are also biennials and do not flower until the second year.
Compost – used as fertilizer, mulch or soil improvement a mixture of soil and decomposed organic matter from dead plants, leaves or vegetable food scraps. Also a good indicator of garden fanaticism. If your eyes gleam at the sound of "free compost" you are truly a garden fanatic.
Days to harvest – listed on a vegetable seed packet to include the days it takes from the time the seed grows until vegetables are ready to harvest. Also the days until you will be on vacation and miss said harvest.
Fertilizer - any natural or manmade material added to the soil to supply one or more of the essential plant nutrients.

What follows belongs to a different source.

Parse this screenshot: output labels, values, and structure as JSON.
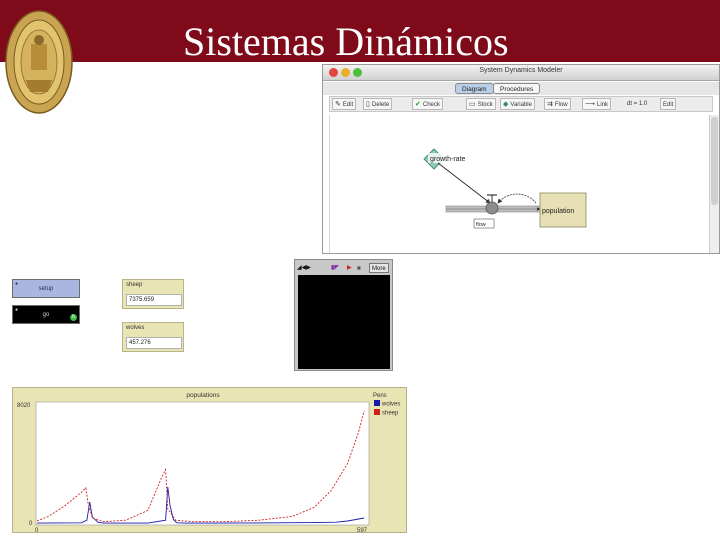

Interplanting - to get more vegetables from a small garden, early maturing crops can be planted between rows of later or long-season crops. Peas, radishes, green onions, spinach, or lettuce can be planted between rows of tomatoes, peppers, cabbage, or corn.
Leggy – a descriptive term for plants that have tall bare stems. Also one of the three garden stooges - Leggy, Seedy and Weedy.
Mulch - a protective covering placed on surface of the soil around plants to prevent weeds and water loss. Mulch may be a variety of materials such as wood chips, compost, coco bean hulls, pine needles or rock (also known as lawn mower shrapnel).
Perennial – same plant grows
each season such as peonies, daffodils, asparagus, and rhubarb. These plants
will not need to be planted each year unless you paid a small fortune for them.
Successive planting - varied planting dates for the same crop to extend the harvest period and avoid everything ripening at the same time. For example plant two or three small plantings of leaf lettuce and radishes 7 to 10 days apart in early spring rather than planting all seeds at the same time.
Thinning - removal of some of the plants in a row to avoid crowding. Root crops such as carrots, beets and radishes need to be thinned when the plants are little or the roots will not have enough room to expand.
Weed – unwanted plant that competes with garden plants for light, water and nutrients. Usually the tallest and healthiest plant in the garden.
As the Dictionary for Weedpullers says "a garden is one of a vast number of free outdoor restaurants operated by charity-minded amateurs in an effort to provide healthful, balanced meals for insects, birds and animals".